# RECORDS PROVIDED
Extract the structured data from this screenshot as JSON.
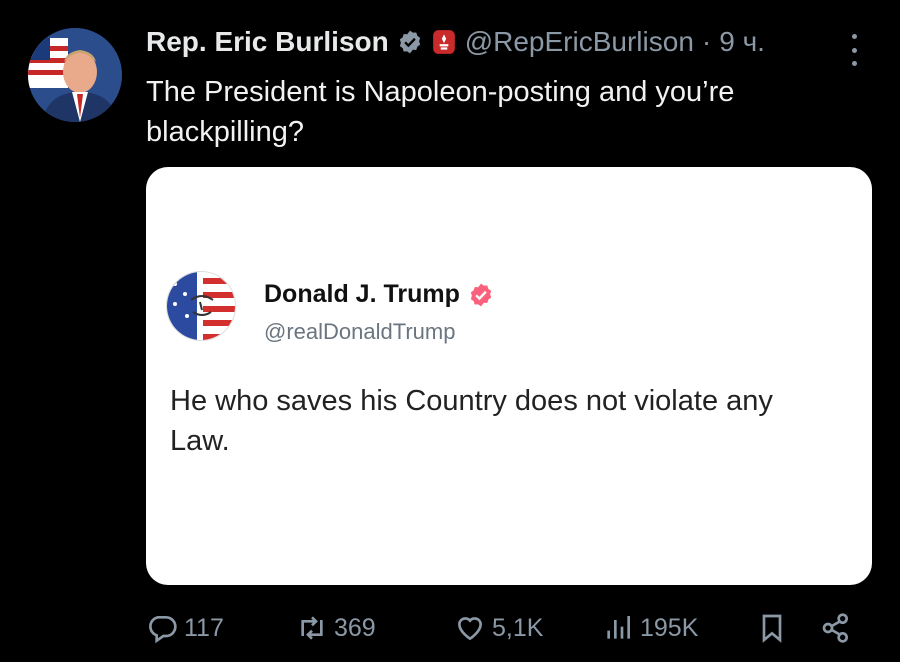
{
  "author": {
    "name": "Rep. Eric Burlison",
    "handle": "@RepEricBurlison",
    "separator": "·",
    "time": "9 ч."
  },
  "tweet_text": "The President is Napoleon-posting and you’re blackpilling?",
  "quoted": {
    "name": "Donald J. Trump",
    "handle": "@realDonaldTrump",
    "text": "He who saves his Country does not violate any Law."
  },
  "actions": {
    "replies": "117",
    "retweets": "369",
    "likes": "5,1K",
    "views": "195K"
  },
  "colors": {
    "background": "#000000",
    "muted": "#8b98a5",
    "verified_blue": "#8b98a5",
    "verified_pink": "#f9617d",
    "gov_badge": "#c92a2a"
  },
  "icons": [
    "verified-icon",
    "government-badge-icon",
    "more-icon",
    "reply-icon",
    "retweet-icon",
    "like-icon",
    "views-icon",
    "bookmark-icon",
    "share-icon"
  ]
}
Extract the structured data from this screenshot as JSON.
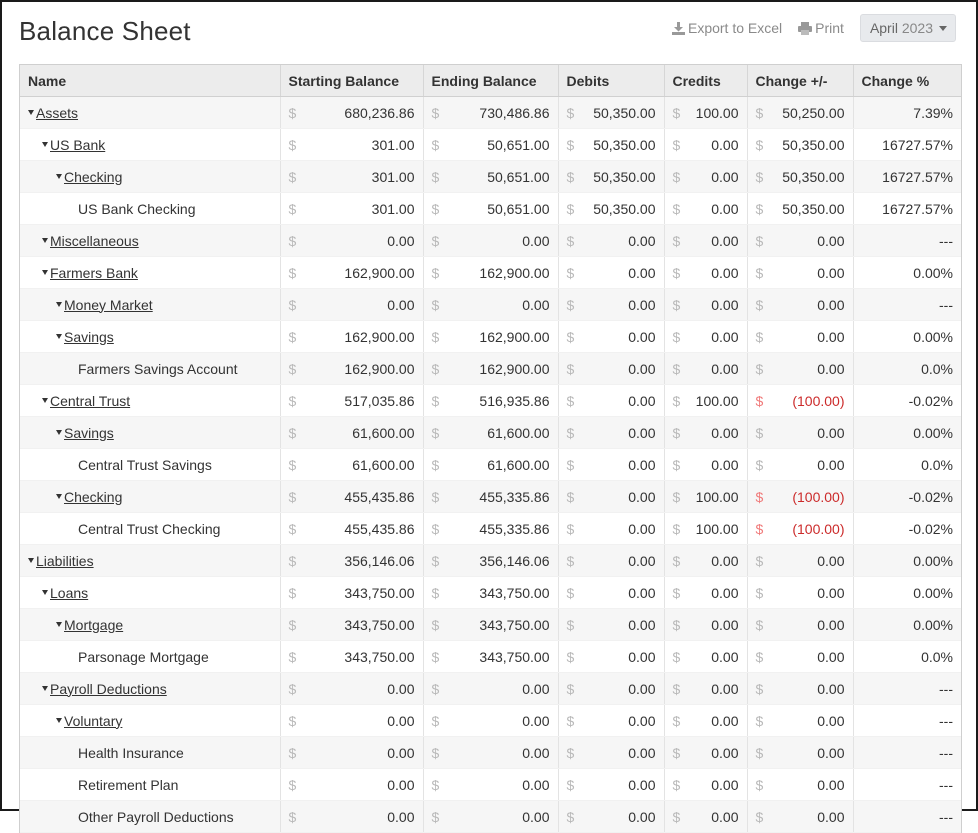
{
  "page": {
    "title": "Balance Sheet",
    "export_label": "Export to Excel",
    "print_label": "Print",
    "month": "April",
    "year": "2023"
  },
  "columns": [
    "Name",
    "Starting Balance",
    "Ending Balance",
    "Debits",
    "Credits",
    "Change +/-",
    "Change %"
  ],
  "currency_symbol": "$",
  "rows": [
    {
      "name": "Assets",
      "level": 0,
      "group": true,
      "start": "680,236.86",
      "end": "730,486.86",
      "debits": "50,350.00",
      "credits": "100.00",
      "change": "50,250.00",
      "pct": "7.39%"
    },
    {
      "name": "US Bank",
      "level": 1,
      "group": true,
      "start": "301.00",
      "end": "50,651.00",
      "debits": "50,350.00",
      "credits": "0.00",
      "change": "50,350.00",
      "pct": "16727.57%"
    },
    {
      "name": "Checking",
      "level": 2,
      "group": true,
      "start": "301.00",
      "end": "50,651.00",
      "debits": "50,350.00",
      "credits": "0.00",
      "change": "50,350.00",
      "pct": "16727.57%"
    },
    {
      "name": "US Bank Checking",
      "level": 3,
      "group": false,
      "start": "301.00",
      "end": "50,651.00",
      "debits": "50,350.00",
      "credits": "0.00",
      "change": "50,350.00",
      "pct": "16727.57%"
    },
    {
      "name": "Miscellaneous",
      "level": 1,
      "group": true,
      "start": "0.00",
      "end": "0.00",
      "debits": "0.00",
      "credits": "0.00",
      "change": "0.00",
      "pct": "---"
    },
    {
      "name": "Farmers Bank",
      "level": 1,
      "group": true,
      "start": "162,900.00",
      "end": "162,900.00",
      "debits": "0.00",
      "credits": "0.00",
      "change": "0.00",
      "pct": "0.00%"
    },
    {
      "name": "Money Market",
      "level": 2,
      "group": true,
      "start": "0.00",
      "end": "0.00",
      "debits": "0.00",
      "credits": "0.00",
      "change": "0.00",
      "pct": "---"
    },
    {
      "name": "Savings",
      "level": 2,
      "group": true,
      "start": "162,900.00",
      "end": "162,900.00",
      "debits": "0.00",
      "credits": "0.00",
      "change": "0.00",
      "pct": "0.00%"
    },
    {
      "name": "Farmers Savings Account",
      "level": 3,
      "group": false,
      "start": "162,900.00",
      "end": "162,900.00",
      "debits": "0.00",
      "credits": "0.00",
      "change": "0.00",
      "pct": "0.0%"
    },
    {
      "name": "Central Trust",
      "level": 1,
      "group": true,
      "start": "517,035.86",
      "end": "516,935.86",
      "debits": "0.00",
      "credits": "100.00",
      "change": "(100.00)",
      "negative": true,
      "pct": "-0.02%"
    },
    {
      "name": "Savings",
      "level": 2,
      "group": true,
      "start": "61,600.00",
      "end": "61,600.00",
      "debits": "0.00",
      "credits": "0.00",
      "change": "0.00",
      "pct": "0.00%"
    },
    {
      "name": "Central Trust Savings",
      "level": 3,
      "group": false,
      "start": "61,600.00",
      "end": "61,600.00",
      "debits": "0.00",
      "credits": "0.00",
      "change": "0.00",
      "pct": "0.0%"
    },
    {
      "name": "Checking",
      "level": 2,
      "group": true,
      "start": "455,435.86",
      "end": "455,335.86",
      "debits": "0.00",
      "credits": "100.00",
      "change": "(100.00)",
      "negative": true,
      "pct": "-0.02%"
    },
    {
      "name": "Central Trust Checking",
      "level": 3,
      "group": false,
      "start": "455,435.86",
      "end": "455,335.86",
      "debits": "0.00",
      "credits": "100.00",
      "change": "(100.00)",
      "negative": true,
      "pct": "-0.02%"
    },
    {
      "name": "Liabilities",
      "level": 0,
      "group": true,
      "start": "356,146.06",
      "end": "356,146.06",
      "debits": "0.00",
      "credits": "0.00",
      "change": "0.00",
      "pct": "0.00%"
    },
    {
      "name": "Loans",
      "level": 1,
      "group": true,
      "start": "343,750.00",
      "end": "343,750.00",
      "debits": "0.00",
      "credits": "0.00",
      "change": "0.00",
      "pct": "0.00%"
    },
    {
      "name": "Mortgage",
      "level": 2,
      "group": true,
      "start": "343,750.00",
      "end": "343,750.00",
      "debits": "0.00",
      "credits": "0.00",
      "change": "0.00",
      "pct": "0.00%"
    },
    {
      "name": "Parsonage Mortgage",
      "level": 3,
      "group": false,
      "start": "343,750.00",
      "end": "343,750.00",
      "debits": "0.00",
      "credits": "0.00",
      "change": "0.00",
      "pct": "0.0%"
    },
    {
      "name": "Payroll Deductions",
      "level": 1,
      "group": true,
      "start": "0.00",
      "end": "0.00",
      "debits": "0.00",
      "credits": "0.00",
      "change": "0.00",
      "pct": "---"
    },
    {
      "name": "Voluntary",
      "level": 2,
      "group": true,
      "start": "0.00",
      "end": "0.00",
      "debits": "0.00",
      "credits": "0.00",
      "change": "0.00",
      "pct": "---"
    },
    {
      "name": "Health Insurance",
      "level": 3,
      "group": false,
      "start": "0.00",
      "end": "0.00",
      "debits": "0.00",
      "credits": "0.00",
      "change": "0.00",
      "pct": "---"
    },
    {
      "name": "Retirement Plan",
      "level": 3,
      "group": false,
      "start": "0.00",
      "end": "0.00",
      "debits": "0.00",
      "credits": "0.00",
      "change": "0.00",
      "pct": "---"
    },
    {
      "name": "Other Payroll Deductions",
      "level": 3,
      "group": false,
      "start": "0.00",
      "end": "0.00",
      "debits": "0.00",
      "credits": "0.00",
      "change": "0.00",
      "pct": "---"
    }
  ]
}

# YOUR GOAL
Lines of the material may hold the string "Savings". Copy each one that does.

# SOLUTION
      "name": "Savings",
      "name": "Farmers Savings Account",
      "name": "Savings",
      "name": "Central Trust Savings",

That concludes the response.